Regulator raises prospect of forcing State to provide rural broadband even at a loss

Comreg says EU directive allows member states use a USO - legally obliging the State to provide a service even if its uneconomic to operate - to ensure broadband coverage

Telecoms regulator Comreg has raised the prospect of applying a universal service obligation (USO) for broadband to homes and premises currently not served by commercial operators or public policy interventions.

Telecoms regulator Comreg has raised the prospect of applying a universal service obligation (USO) for broadband to homes and premises currently not served by commercial operators or public policy interventions.

 

Telecoms regulator Comreg has raised the prospect of applying a universal service obligation (USO) for broadband to homes and premises currently not served by commercial operators or public policy interventions.

Under a USO, the State is obliged by law to provide a service even if they are uneconomic to operate. Telecoms firm Eir currently operates a USO for rural phone services.

Comreg chairman Garrett Blaney said there was no current legislative framework to allow for a USO that includes high-speed broadband.

However, a new EU directive, due to be transposed into national law before the end of 2020, makes provision for member states to use a USO to ensure that “adequate broadband” is available to all end-users, he told the Oireachtas Communications Committee.

“It is for member states to define ‘adequate broadband’, in the light of various criteria and in light of national conditions,” he said.

With people being pushed online for all manner of basic transactions, many see the lack of broadband is discriminatory.

Mr Blaney told the committee a USO for broadband would not be intended to replace public policy interventions, such as the National Broadband Plan (NBP), or commercial rollout.

“ It does not allow a USO to replace a public policy intervention such as the NBP, which must be carried out, in advance of the consideration of any USO being required to be put in place, as necessary,” he said.

“If a USO were implemented, there would need to be an open process to select the universal service provider or providers, so that all interested parties could be considered and market distortion is minimised,” he said.

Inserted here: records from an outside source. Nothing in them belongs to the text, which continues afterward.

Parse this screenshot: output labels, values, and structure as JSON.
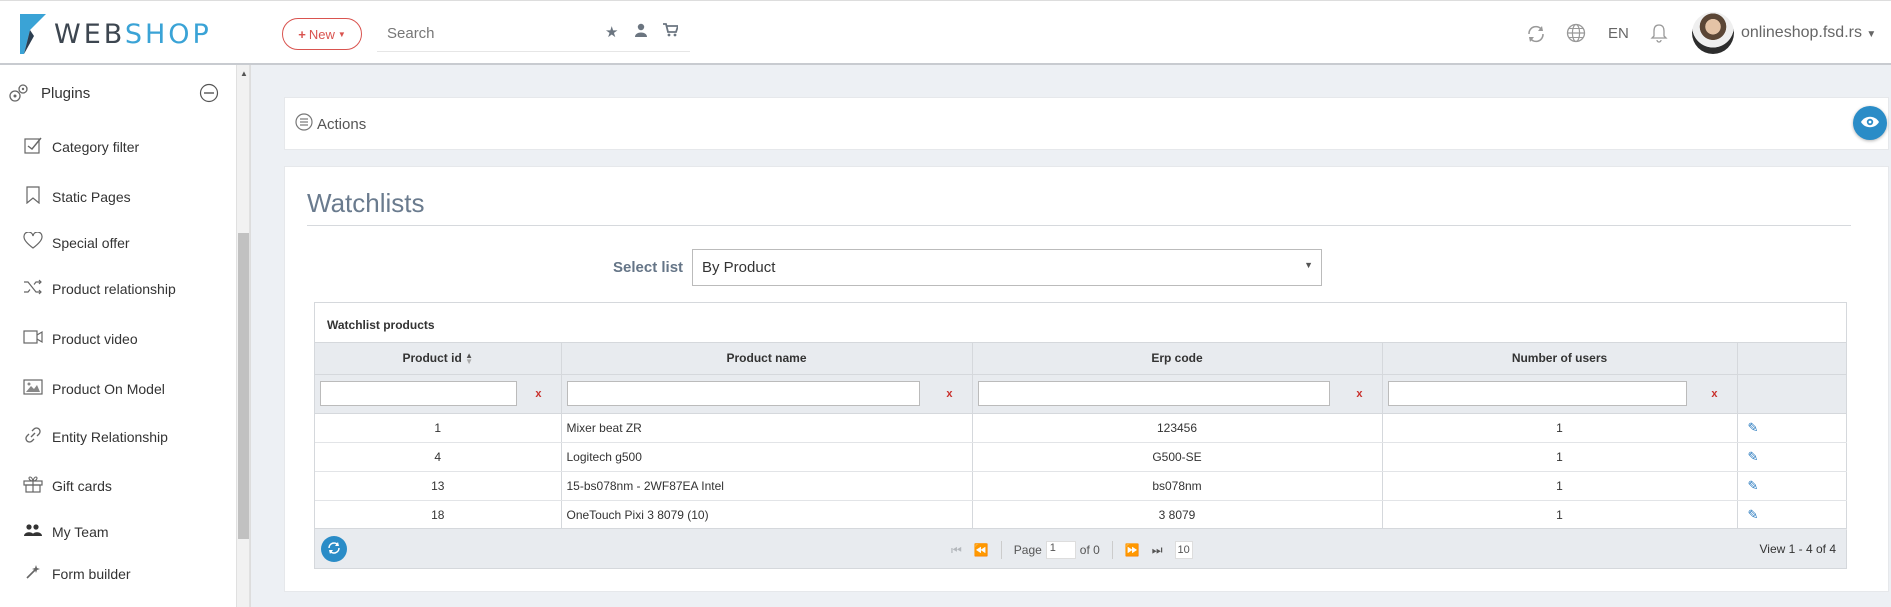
{
  "header": {
    "logo_web": "WEB",
    "logo_shop": "SHOP",
    "new_label": "New",
    "search_placeholder": "Search",
    "lang": "EN",
    "user": "onlineshop.fsd.rs"
  },
  "sidebar": {
    "section": "Plugins",
    "items": [
      {
        "label": "Category filter",
        "icon": "checkbox-icon"
      },
      {
        "label": "Static Pages",
        "icon": "bookmark-icon"
      },
      {
        "label": "Special offer",
        "icon": "heart-icon"
      },
      {
        "label": "Product relationship",
        "icon": "shuffle-icon"
      },
      {
        "label": "Product video",
        "icon": "video-icon"
      },
      {
        "label": "Product On Model",
        "icon": "image-icon"
      },
      {
        "label": "Entity Relationship",
        "icon": "link-icon"
      },
      {
        "label": "Gift cards",
        "icon": "gift-icon"
      },
      {
        "label": "My Team",
        "icon": "users-icon"
      },
      {
        "label": "Form builder",
        "icon": "wand-icon"
      }
    ]
  },
  "actions": {
    "label": "Actions"
  },
  "page": {
    "title": "Watchlists",
    "select_label": "Select list",
    "select_value": "By Product"
  },
  "grid": {
    "caption": "Watchlist products",
    "columns": [
      "Product id",
      "Product name",
      "Erp code",
      "Number of users"
    ],
    "rows": [
      {
        "id": "1",
        "name": "Mixer beat ZR",
        "erp": "123456",
        "users": "1"
      },
      {
        "id": "4",
        "name": "Logitech g500",
        "erp": "G500-SE",
        "users": "1"
      },
      {
        "id": "13",
        "name": "15-bs078nm - 2WF87EA Intel",
        "erp": "bs078nm",
        "users": "1"
      },
      {
        "id": "18",
        "name": "OneTouch Pixi 3 8079 (10)",
        "erp": "3 8079",
        "users": "1"
      }
    ],
    "pager": {
      "page_label": "Page",
      "page_value": "1",
      "of_label": "of 0",
      "page_size": "10",
      "view_info": "View 1 - 4 of 4"
    }
  },
  "colors": {
    "accent": "#2a8cc7",
    "brand_blue": "#3aa3d6",
    "danger": "#d9534f"
  }
}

Mr Blaney declined to comment on Eir’s recent claim that it could deliver the NBP for less than €1 billion, a third of the current cost being considered.